Scan the lines below for the string "Messages" and copy every one that has it.
(Material supplied begins)
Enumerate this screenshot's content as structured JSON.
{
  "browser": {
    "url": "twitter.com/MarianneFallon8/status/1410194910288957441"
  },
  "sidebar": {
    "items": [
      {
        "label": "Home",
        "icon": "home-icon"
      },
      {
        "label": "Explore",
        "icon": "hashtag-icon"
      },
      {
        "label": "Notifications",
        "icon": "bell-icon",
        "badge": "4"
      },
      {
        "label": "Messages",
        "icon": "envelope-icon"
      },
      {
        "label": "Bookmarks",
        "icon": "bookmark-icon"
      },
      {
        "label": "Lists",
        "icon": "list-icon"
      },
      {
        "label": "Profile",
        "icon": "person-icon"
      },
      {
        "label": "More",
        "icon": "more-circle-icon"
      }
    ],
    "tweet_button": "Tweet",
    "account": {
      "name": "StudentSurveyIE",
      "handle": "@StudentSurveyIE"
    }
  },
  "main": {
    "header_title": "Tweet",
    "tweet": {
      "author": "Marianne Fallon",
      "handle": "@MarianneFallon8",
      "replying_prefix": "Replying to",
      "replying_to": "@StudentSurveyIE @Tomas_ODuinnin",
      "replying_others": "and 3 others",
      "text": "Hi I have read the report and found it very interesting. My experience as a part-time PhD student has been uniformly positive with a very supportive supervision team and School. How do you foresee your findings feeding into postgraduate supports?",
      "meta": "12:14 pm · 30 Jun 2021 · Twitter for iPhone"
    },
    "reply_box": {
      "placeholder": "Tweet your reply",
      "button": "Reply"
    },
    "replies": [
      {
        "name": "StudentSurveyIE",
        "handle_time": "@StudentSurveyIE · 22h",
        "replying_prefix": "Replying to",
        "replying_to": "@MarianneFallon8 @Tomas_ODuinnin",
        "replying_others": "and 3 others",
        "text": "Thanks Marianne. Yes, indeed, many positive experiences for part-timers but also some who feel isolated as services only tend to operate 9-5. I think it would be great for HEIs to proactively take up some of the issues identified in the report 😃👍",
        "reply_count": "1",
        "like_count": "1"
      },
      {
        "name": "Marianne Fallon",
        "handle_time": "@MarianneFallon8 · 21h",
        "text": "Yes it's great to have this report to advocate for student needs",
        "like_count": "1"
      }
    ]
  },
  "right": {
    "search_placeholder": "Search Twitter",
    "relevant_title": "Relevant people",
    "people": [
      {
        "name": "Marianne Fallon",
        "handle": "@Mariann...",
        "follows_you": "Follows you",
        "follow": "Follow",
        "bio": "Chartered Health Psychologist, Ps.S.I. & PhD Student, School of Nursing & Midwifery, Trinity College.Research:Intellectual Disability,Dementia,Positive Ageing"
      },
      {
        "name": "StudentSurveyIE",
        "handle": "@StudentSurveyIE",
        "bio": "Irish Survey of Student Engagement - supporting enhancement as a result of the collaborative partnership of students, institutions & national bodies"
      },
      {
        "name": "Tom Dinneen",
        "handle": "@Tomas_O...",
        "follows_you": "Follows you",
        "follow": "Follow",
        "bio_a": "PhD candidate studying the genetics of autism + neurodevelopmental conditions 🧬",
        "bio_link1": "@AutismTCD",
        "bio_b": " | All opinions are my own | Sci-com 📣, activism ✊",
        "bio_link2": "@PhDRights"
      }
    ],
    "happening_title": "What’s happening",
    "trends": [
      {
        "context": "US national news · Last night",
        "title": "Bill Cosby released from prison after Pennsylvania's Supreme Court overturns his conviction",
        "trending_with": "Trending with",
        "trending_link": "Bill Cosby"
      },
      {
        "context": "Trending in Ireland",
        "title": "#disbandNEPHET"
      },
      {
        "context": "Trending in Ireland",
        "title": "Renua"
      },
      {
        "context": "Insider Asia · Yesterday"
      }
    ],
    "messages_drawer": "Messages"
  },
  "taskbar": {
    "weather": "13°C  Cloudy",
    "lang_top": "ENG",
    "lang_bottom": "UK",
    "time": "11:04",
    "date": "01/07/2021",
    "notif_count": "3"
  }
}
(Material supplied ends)
## Exercise response
        "label": "Messages",
    "messages_drawer": "Messages"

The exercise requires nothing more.